--- EXERCISE INPUT Enclosed Below ---

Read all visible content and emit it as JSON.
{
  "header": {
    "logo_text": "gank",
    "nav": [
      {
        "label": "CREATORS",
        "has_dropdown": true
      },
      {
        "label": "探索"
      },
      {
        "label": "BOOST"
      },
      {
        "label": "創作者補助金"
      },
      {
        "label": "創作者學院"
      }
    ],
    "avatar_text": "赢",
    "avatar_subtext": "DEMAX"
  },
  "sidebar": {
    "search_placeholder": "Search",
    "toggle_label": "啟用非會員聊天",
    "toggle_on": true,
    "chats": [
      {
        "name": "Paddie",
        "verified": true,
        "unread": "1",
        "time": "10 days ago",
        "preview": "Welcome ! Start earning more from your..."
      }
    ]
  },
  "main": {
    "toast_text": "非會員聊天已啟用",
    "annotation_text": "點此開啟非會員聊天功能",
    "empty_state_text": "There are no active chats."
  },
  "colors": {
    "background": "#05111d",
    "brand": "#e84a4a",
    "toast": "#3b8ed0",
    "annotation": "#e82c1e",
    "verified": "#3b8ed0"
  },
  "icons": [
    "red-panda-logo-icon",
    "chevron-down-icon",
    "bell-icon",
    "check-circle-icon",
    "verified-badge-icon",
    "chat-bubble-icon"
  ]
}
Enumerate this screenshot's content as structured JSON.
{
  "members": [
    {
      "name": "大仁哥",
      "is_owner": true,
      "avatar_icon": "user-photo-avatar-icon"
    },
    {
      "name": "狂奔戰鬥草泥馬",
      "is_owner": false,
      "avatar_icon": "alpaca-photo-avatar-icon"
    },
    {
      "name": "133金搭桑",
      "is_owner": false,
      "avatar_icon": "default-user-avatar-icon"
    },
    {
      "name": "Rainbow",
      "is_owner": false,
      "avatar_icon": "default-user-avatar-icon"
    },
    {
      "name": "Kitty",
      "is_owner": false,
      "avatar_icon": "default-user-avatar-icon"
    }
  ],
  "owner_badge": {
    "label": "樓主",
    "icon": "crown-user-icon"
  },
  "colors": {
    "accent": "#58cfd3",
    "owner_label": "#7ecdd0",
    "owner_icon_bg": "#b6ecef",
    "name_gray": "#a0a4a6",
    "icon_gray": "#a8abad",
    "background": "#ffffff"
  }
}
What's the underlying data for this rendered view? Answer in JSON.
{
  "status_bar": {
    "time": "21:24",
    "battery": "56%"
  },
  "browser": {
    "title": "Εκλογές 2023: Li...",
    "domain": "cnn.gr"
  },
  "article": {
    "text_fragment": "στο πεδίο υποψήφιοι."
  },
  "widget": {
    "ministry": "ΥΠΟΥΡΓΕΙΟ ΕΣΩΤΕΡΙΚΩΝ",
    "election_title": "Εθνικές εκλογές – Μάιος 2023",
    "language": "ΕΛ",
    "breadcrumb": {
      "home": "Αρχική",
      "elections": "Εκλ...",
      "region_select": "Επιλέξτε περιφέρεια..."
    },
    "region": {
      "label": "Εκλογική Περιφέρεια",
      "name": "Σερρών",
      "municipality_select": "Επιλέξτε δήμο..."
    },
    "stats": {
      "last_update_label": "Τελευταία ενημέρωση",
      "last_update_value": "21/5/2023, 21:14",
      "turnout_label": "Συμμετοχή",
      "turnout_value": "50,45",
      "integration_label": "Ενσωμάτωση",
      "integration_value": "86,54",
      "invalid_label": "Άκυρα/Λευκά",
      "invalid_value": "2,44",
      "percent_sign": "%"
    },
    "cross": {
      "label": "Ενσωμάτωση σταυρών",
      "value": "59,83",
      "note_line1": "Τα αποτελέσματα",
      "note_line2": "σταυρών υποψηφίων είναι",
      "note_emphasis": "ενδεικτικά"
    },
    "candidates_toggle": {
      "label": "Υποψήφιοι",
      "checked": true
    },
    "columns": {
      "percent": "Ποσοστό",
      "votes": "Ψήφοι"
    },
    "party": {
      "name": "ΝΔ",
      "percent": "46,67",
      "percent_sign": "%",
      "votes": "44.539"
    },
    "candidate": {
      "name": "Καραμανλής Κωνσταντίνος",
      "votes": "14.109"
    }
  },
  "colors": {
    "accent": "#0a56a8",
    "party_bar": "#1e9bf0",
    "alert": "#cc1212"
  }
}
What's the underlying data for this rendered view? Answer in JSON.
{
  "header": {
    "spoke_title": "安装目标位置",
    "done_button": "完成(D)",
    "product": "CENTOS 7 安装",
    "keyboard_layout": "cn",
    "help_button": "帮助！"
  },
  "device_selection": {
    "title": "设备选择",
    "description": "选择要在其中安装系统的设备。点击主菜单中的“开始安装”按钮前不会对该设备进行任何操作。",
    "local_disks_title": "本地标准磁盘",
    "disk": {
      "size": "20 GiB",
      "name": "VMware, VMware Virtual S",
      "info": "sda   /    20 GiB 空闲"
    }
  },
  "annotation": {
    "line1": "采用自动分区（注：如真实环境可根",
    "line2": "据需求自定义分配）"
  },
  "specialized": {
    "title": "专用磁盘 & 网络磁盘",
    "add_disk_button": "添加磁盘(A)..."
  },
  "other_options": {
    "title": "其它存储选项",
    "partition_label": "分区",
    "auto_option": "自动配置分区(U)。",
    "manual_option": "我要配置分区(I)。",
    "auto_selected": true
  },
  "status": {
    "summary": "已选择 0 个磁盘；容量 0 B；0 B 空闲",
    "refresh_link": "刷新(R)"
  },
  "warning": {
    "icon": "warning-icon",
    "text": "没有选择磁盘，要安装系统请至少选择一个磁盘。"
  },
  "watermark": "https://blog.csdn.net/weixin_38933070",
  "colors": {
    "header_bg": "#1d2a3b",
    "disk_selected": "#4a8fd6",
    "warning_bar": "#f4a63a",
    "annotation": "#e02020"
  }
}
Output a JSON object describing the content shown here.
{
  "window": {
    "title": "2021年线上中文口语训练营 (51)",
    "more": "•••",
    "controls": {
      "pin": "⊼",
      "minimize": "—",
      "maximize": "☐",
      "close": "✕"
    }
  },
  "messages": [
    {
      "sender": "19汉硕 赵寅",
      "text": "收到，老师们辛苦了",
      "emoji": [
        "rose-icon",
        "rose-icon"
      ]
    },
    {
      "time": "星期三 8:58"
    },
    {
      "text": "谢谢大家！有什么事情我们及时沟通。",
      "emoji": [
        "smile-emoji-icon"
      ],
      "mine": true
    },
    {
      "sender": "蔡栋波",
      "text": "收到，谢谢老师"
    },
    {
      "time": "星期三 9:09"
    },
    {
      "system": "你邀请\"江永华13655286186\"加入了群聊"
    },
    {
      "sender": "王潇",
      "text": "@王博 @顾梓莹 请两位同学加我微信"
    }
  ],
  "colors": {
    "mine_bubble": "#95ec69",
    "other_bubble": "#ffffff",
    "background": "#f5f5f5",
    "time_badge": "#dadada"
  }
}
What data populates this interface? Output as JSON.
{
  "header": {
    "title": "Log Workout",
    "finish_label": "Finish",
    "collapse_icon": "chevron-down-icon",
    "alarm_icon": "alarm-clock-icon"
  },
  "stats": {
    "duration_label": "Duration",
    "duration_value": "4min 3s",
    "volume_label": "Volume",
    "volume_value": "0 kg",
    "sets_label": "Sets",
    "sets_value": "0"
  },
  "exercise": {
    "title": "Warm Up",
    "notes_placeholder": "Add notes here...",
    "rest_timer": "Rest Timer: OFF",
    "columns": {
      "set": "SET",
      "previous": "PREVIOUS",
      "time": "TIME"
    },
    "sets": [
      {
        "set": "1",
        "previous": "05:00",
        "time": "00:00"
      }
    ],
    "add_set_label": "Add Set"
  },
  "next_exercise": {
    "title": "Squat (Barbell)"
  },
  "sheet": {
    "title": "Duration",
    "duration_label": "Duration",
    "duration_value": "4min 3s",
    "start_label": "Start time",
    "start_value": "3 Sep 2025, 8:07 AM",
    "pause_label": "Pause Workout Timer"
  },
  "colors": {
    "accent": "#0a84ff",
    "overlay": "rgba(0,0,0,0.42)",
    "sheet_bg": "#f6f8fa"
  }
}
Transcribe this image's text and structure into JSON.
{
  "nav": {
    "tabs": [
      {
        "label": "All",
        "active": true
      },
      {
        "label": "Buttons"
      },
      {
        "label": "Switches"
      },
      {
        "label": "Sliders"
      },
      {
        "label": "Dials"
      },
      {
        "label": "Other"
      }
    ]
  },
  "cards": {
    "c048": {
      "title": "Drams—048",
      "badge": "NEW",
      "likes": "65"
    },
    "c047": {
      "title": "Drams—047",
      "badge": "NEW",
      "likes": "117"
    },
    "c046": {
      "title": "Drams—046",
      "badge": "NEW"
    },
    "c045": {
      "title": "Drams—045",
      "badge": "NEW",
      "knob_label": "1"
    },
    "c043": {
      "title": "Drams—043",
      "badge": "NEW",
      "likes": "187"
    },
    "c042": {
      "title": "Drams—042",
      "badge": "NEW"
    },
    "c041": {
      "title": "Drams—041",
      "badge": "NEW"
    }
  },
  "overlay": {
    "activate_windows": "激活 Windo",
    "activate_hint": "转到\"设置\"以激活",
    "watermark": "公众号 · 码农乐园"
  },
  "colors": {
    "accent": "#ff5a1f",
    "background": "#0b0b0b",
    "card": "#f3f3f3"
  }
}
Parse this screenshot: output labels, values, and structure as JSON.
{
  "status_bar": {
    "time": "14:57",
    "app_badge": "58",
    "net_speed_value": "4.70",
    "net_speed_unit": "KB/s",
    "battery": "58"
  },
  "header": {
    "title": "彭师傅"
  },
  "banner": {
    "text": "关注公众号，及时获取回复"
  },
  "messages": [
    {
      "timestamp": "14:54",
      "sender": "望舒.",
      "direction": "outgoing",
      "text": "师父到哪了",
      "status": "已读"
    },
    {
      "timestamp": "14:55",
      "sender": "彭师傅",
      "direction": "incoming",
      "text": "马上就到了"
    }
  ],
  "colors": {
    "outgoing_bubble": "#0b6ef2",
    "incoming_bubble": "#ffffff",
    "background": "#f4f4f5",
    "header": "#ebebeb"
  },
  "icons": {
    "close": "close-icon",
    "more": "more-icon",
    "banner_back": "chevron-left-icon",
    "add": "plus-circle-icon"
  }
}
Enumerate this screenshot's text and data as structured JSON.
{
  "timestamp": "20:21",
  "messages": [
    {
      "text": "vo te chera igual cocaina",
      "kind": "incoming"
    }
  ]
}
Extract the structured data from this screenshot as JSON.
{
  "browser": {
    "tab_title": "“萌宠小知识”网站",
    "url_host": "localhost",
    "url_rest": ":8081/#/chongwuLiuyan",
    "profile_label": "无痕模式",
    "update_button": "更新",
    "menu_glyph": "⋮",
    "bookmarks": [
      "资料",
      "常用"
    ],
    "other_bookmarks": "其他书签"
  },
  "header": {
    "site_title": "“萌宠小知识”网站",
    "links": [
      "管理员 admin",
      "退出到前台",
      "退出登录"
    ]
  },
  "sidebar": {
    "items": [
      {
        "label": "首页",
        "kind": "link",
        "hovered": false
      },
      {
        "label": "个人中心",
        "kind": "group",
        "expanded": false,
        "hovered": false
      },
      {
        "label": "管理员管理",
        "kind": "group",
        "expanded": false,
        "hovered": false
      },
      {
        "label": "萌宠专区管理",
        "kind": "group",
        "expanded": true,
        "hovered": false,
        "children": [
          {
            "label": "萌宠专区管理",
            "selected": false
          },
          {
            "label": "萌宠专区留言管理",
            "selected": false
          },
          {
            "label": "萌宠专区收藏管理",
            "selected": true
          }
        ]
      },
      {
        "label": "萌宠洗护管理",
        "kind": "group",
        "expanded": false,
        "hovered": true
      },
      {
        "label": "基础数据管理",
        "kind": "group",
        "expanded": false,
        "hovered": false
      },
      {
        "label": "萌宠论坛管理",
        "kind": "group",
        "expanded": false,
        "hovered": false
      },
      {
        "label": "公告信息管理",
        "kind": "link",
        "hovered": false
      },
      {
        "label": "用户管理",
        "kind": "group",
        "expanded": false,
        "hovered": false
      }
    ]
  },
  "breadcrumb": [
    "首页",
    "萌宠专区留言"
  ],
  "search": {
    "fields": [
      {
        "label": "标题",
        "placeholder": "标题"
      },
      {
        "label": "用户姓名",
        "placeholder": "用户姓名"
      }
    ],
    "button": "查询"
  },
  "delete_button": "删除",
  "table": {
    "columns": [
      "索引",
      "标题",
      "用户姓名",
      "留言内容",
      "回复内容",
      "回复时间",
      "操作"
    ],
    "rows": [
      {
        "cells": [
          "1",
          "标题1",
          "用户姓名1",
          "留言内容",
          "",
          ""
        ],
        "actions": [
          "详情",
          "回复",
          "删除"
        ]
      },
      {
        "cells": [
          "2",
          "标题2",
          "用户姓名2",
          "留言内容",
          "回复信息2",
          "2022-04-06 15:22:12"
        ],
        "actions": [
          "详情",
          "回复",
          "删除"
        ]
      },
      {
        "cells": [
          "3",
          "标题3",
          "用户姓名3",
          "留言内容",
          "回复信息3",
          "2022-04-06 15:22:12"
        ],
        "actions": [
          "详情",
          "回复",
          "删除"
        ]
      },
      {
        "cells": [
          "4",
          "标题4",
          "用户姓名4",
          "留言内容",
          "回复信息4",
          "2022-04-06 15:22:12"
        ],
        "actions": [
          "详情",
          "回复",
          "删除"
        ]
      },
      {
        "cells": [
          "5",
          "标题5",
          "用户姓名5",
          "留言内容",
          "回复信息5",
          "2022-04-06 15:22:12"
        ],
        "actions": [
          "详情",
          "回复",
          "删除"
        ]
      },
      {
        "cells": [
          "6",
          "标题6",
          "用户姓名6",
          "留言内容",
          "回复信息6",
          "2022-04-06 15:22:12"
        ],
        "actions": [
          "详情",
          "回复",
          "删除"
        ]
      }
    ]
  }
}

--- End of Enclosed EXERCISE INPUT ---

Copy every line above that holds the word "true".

§ **REPLY TO THE EXERCISE**
        "has_dropdown": true
    "toggle_on": true,
        "verified": true,
      "is_owner": true,
      "checked": true
    "auto_selected": true
      "mine": true
        "active": true
        "expanded": true,
            "selected": true
        "hovered": true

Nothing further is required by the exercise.